"""

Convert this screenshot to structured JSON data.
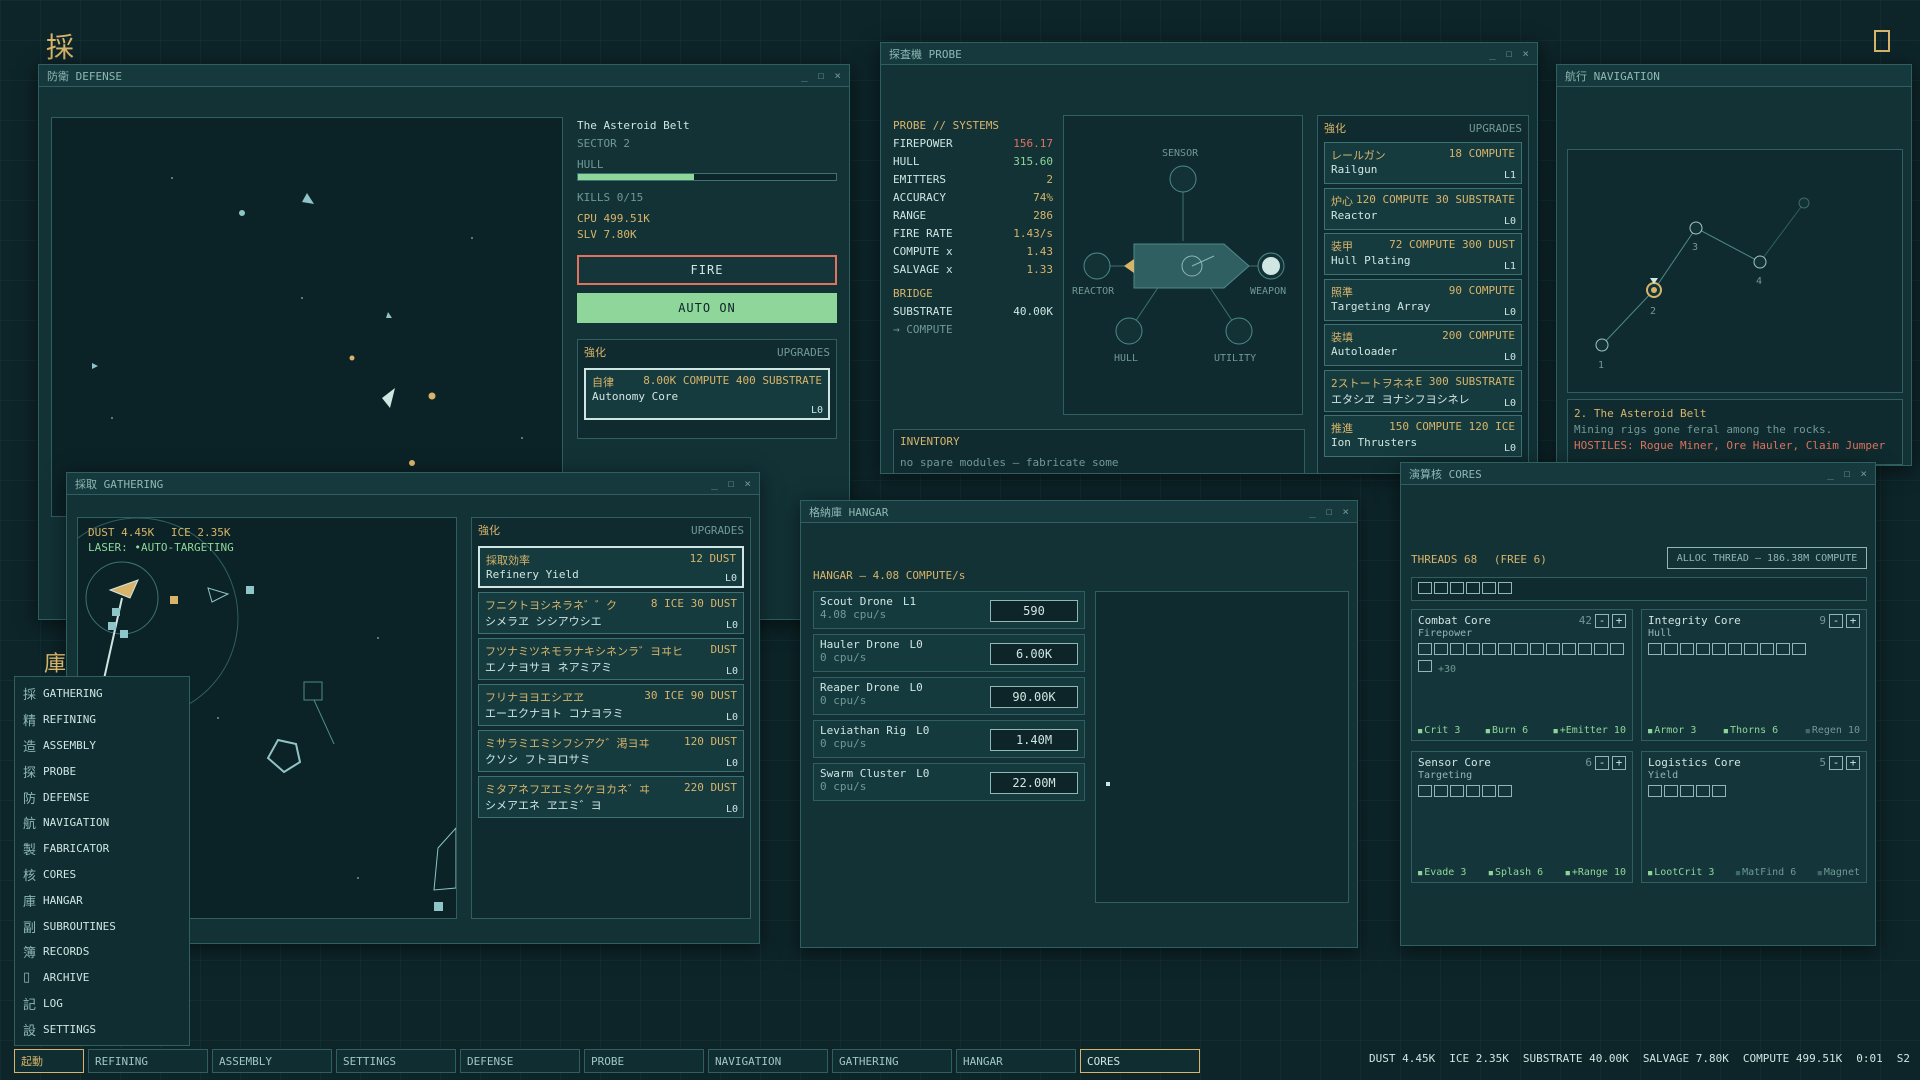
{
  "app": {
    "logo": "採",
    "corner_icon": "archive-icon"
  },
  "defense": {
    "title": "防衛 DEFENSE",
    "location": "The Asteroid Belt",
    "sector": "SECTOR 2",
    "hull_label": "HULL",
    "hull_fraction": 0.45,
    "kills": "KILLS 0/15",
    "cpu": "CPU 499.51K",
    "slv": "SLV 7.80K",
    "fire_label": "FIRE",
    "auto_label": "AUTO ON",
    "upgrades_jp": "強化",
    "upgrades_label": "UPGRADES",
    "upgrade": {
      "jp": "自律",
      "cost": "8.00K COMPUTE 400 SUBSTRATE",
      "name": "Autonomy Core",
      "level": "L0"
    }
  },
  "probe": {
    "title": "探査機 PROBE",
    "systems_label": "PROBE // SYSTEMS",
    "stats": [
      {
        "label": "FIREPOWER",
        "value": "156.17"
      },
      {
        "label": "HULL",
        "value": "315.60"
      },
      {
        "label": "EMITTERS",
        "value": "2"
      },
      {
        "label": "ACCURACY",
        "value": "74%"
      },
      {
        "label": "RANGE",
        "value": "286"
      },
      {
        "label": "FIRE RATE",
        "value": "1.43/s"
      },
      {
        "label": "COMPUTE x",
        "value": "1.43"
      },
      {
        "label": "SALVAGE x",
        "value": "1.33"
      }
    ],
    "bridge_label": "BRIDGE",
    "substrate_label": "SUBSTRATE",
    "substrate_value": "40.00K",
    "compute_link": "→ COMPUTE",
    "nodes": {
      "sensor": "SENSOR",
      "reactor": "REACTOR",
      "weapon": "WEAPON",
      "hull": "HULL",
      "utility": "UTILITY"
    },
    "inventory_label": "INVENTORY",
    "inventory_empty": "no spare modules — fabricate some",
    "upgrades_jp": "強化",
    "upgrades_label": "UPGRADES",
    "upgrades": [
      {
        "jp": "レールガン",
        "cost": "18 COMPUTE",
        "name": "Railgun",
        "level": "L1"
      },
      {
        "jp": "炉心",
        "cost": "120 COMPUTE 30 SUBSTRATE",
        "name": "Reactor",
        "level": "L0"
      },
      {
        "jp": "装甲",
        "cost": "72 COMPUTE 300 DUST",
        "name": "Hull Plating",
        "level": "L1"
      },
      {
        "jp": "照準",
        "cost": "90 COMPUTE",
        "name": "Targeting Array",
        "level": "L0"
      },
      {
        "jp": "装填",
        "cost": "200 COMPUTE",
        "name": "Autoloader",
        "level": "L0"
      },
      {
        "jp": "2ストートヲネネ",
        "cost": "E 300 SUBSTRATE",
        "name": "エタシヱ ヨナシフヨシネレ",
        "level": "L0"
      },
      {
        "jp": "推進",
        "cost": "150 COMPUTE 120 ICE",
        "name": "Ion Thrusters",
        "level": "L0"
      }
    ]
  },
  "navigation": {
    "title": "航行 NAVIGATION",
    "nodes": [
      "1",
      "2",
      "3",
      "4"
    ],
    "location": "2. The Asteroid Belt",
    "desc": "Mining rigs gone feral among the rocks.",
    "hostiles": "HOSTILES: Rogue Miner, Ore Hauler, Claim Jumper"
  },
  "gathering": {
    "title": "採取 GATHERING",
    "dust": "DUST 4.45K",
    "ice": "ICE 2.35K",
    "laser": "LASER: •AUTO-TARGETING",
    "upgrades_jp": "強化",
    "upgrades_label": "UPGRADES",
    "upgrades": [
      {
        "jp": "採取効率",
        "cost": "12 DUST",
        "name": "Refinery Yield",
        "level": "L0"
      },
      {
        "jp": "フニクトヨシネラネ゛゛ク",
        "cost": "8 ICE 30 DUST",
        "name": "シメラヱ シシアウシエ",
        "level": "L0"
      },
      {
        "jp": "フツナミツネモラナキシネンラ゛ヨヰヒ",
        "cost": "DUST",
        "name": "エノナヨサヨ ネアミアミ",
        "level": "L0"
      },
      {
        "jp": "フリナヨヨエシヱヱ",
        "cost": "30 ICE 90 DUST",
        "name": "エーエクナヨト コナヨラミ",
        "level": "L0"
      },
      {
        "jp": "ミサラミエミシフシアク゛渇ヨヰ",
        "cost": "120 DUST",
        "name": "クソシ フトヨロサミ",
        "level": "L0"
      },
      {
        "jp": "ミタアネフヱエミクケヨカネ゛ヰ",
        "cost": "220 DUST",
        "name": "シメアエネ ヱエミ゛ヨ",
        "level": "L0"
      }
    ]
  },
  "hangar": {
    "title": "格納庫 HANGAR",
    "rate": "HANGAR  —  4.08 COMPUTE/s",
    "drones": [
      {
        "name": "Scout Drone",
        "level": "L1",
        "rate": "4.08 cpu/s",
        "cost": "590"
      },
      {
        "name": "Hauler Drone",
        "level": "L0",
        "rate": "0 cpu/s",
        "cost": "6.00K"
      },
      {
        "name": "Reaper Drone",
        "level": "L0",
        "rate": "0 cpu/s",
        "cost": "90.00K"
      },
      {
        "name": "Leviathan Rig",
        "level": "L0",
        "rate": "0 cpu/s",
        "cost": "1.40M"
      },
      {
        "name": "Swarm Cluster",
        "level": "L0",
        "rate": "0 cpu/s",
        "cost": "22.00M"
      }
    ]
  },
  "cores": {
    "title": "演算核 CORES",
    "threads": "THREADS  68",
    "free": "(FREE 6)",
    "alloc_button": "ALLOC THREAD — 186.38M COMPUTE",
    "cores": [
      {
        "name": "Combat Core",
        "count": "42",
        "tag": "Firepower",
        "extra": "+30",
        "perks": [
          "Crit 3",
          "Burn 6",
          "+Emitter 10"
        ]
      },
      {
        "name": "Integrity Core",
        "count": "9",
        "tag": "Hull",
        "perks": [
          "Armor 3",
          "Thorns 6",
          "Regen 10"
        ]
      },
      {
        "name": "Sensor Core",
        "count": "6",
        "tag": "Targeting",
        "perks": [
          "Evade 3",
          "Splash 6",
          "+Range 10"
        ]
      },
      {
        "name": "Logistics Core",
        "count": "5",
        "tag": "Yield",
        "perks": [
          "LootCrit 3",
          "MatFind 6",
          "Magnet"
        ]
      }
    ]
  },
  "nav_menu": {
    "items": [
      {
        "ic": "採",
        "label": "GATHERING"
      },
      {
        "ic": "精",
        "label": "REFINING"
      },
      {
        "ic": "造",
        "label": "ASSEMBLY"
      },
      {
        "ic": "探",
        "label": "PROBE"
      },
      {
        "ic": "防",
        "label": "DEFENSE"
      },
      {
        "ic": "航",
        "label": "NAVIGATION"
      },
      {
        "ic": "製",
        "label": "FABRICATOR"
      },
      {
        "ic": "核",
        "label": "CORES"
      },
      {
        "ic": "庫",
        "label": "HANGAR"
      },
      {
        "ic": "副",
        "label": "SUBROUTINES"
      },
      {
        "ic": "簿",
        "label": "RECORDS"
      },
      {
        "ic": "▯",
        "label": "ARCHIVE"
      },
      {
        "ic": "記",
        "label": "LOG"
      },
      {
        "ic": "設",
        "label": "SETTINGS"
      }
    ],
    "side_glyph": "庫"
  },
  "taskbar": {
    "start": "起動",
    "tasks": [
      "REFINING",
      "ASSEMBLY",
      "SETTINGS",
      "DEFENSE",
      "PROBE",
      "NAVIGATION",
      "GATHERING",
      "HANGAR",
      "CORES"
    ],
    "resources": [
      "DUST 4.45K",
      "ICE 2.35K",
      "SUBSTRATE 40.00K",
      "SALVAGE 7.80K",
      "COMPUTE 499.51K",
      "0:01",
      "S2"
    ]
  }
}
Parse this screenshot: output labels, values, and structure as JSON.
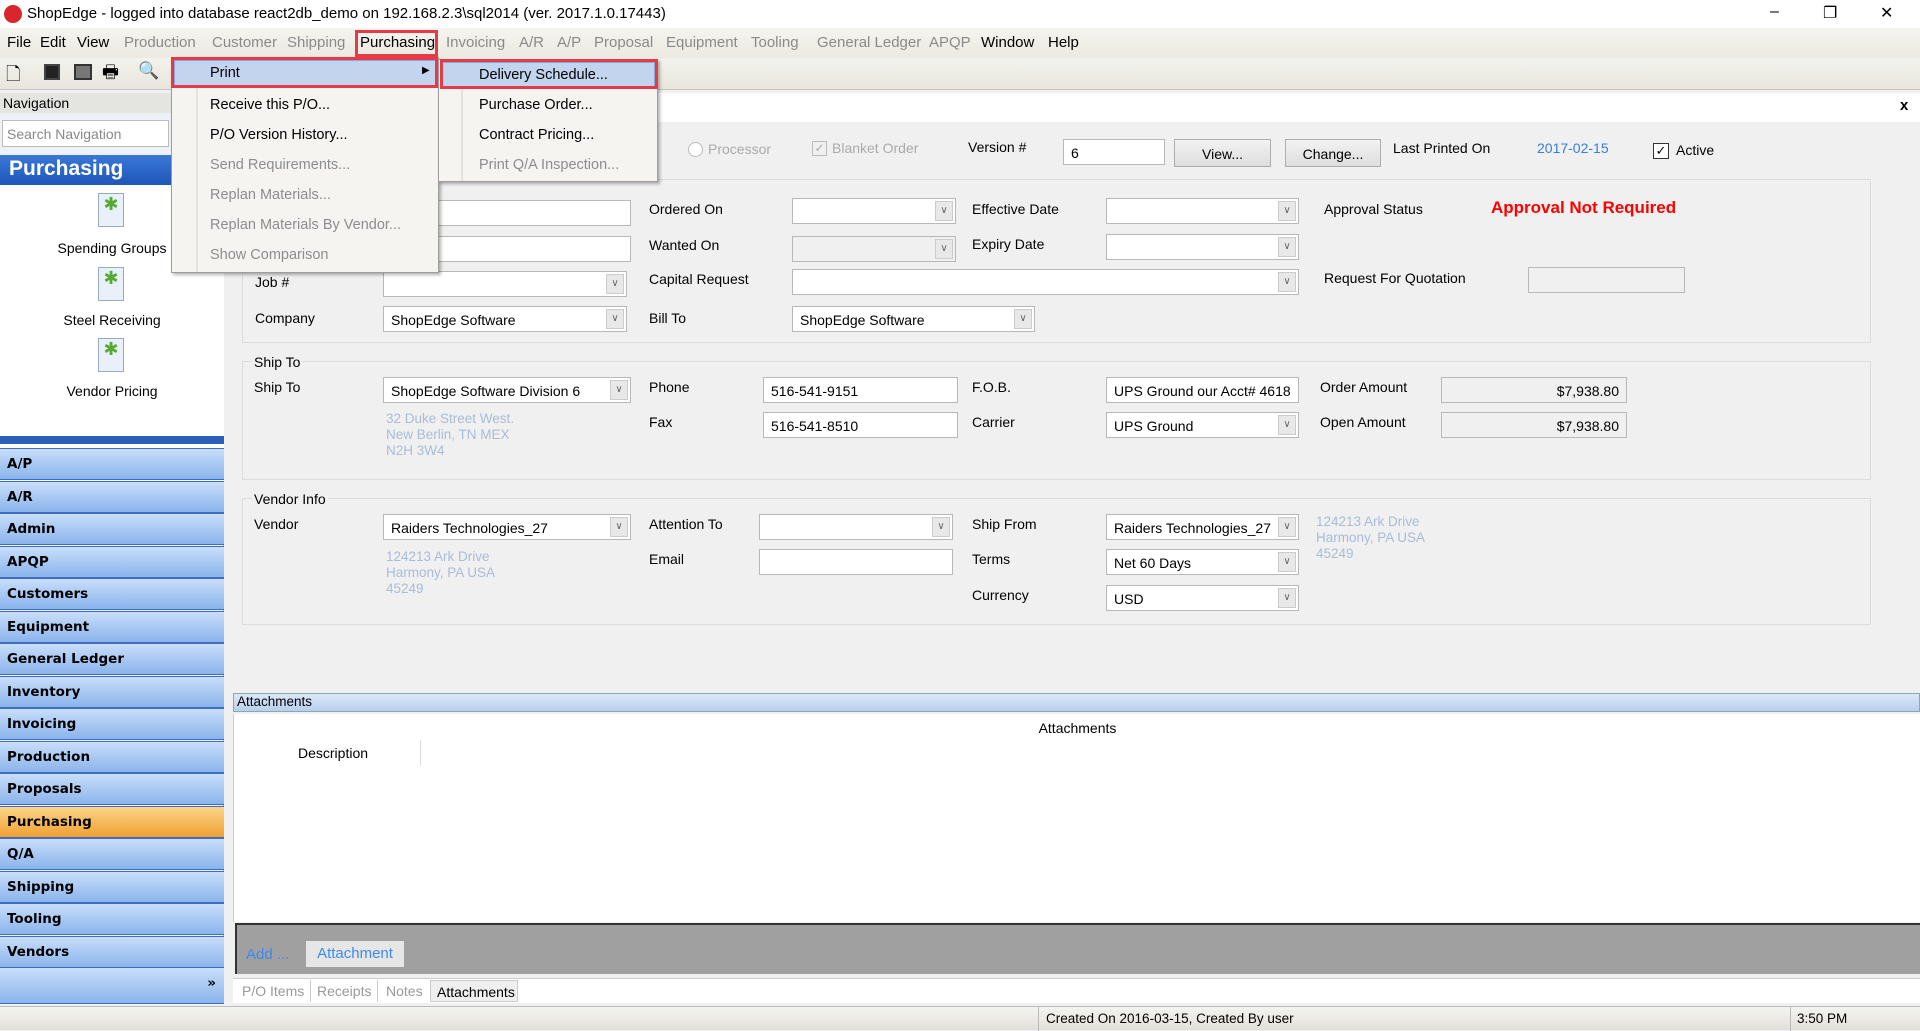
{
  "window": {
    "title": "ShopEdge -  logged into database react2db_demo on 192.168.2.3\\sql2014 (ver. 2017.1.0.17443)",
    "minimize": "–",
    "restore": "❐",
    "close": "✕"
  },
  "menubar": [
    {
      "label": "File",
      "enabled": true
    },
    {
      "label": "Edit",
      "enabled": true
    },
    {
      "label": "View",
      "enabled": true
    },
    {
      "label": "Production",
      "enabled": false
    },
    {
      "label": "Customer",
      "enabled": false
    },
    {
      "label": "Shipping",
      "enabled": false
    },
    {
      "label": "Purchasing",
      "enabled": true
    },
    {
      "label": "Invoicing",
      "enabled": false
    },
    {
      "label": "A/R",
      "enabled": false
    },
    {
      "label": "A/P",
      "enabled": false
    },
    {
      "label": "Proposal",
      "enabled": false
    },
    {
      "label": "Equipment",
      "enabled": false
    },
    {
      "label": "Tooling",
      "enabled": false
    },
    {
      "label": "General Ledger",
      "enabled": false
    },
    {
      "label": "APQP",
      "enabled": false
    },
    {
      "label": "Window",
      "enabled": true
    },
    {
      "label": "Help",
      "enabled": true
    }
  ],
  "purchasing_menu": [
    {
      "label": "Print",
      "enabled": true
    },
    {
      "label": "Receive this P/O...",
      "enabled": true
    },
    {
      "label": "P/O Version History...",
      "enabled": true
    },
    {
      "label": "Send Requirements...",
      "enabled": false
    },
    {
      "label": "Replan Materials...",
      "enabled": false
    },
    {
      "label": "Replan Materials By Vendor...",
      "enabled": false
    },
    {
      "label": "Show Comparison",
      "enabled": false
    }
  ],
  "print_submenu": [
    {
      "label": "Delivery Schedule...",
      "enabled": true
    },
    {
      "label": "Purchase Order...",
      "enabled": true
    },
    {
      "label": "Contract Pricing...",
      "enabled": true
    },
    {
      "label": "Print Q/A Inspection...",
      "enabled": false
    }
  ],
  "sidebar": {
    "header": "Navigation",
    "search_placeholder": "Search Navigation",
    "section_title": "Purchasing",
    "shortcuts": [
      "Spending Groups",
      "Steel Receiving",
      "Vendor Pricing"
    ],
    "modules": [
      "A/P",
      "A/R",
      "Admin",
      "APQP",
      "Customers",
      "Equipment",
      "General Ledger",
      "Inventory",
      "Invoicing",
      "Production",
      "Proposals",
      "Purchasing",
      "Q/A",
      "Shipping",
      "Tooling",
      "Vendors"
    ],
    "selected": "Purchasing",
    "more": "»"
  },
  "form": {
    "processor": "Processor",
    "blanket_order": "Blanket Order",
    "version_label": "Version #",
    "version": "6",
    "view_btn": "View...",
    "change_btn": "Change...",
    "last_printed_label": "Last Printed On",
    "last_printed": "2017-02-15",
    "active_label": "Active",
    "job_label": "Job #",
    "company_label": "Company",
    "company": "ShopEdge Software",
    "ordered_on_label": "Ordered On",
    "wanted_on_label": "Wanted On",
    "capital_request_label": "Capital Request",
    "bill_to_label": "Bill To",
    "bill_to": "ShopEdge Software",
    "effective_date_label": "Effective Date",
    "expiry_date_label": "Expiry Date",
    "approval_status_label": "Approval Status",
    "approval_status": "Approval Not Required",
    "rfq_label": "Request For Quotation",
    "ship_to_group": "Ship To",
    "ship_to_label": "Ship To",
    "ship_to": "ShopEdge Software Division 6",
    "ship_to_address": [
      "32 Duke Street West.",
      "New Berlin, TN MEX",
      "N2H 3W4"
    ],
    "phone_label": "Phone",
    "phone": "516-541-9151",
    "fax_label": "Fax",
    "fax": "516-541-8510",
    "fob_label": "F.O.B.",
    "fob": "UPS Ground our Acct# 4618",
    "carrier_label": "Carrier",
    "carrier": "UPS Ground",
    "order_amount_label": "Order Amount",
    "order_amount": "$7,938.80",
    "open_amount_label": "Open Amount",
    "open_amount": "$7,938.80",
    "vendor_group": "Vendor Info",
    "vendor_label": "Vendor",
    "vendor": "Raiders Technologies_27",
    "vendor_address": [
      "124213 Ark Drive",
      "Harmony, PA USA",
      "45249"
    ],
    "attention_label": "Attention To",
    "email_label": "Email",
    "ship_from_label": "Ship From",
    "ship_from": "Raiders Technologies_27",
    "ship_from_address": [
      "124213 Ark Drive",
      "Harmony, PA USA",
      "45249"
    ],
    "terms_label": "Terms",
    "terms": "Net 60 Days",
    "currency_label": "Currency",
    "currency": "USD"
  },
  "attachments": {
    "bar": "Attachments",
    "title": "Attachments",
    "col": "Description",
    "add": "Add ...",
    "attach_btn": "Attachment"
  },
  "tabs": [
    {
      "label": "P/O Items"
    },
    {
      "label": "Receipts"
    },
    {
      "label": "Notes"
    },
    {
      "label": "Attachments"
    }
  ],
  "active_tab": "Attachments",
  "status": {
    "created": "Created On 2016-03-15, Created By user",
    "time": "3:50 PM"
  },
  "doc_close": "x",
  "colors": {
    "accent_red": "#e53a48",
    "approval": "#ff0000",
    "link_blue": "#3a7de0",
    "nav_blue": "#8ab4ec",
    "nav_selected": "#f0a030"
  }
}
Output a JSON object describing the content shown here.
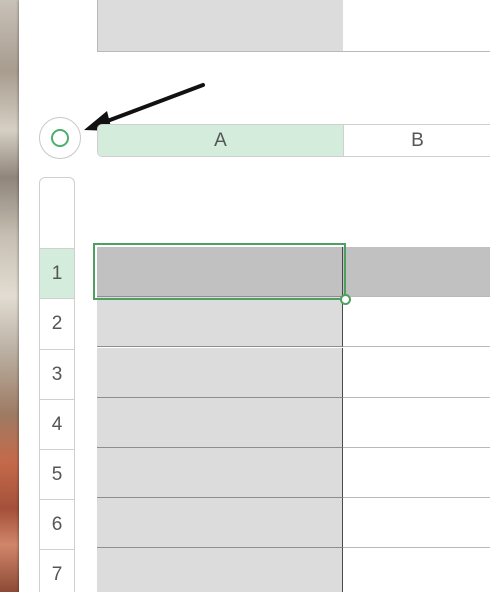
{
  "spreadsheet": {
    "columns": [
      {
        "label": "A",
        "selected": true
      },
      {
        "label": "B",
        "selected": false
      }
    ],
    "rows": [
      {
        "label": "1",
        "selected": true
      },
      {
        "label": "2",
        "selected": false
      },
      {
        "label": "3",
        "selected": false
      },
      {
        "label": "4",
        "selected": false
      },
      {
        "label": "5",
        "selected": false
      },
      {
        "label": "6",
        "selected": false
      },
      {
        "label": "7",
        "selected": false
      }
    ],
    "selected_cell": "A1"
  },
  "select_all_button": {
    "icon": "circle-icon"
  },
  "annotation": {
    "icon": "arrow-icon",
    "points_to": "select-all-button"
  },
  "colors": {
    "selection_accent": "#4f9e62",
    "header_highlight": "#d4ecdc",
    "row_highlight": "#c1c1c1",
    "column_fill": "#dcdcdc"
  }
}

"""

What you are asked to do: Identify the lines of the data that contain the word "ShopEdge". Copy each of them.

Task response:
    "title": "ShopEdge -  logged into database react2db_demo on 192.168.2.3\\sql2014 (ver. 2017.1.0.17443)",
    "company": "ShopEdge Software",
    "bill_to": "ShopEdge Software",
    "ship_to": "ShopEdge Software Division 6",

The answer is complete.